In [13]:
silence = numpy.zeros(5720)

Assembling the song

We assemble the song by playing the swoop/chirp/silence in succession:

In [14]:
song = []
for i in range(5):
    song.extend(list(swoop))
    song.extend(list(chirp))
    song.extend(list(silence))
song.extend(list(swoop))
song.extend(list(chirp))
song.extend(list(silence))
song = numpy.array(song)

plt.plot(song);plt.title('Full song');plt.show()

Listen to it:

In [15]:
Audio(song, rate=44000)
Out[15]:

And view the spectrogram of the Python-generated song:

In [16]:
f, t, Sxx = signal.spectrogram(song, Fs)
plt.pcolormesh(t, f, Sxx,  shading='gouraud')
plt.ylabel('Hz'); plt.xlabel('Time (sec)')
plt.title('Spectrogram of Python-generated birdsong')
plt.ylim([0,10000])
plt.show()

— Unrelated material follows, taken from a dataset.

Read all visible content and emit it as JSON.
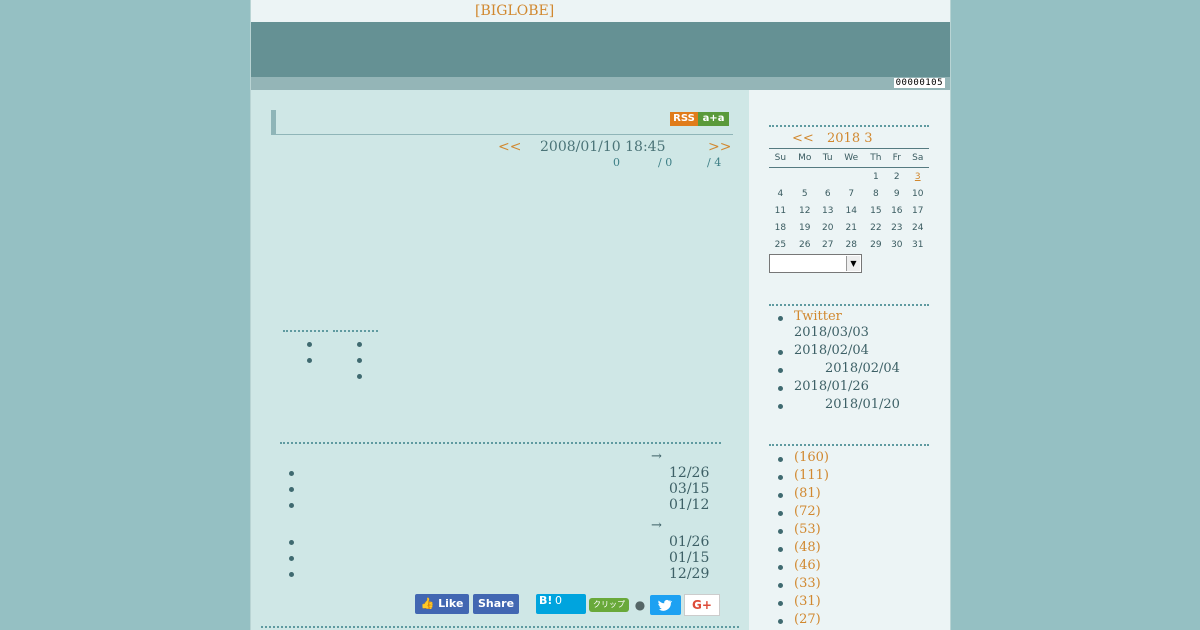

(includes, please ignore)

In [1]:
import numpy
import matplotlib.pyplot as plt
from IPython.display import Audio
from IPython.display import Image
from scipy import signal
from scipy.fft import fftshift
from scipy.io import wavfile
plt.rcParams['figure.figsize'] = [12, 4]
from IPython.core.display import HTML
HTML("""
<style>
.output_png {
    display: table-cell;
    text-align: center;
    vertical-align: middle;
}
</style>
""")
Out[1]: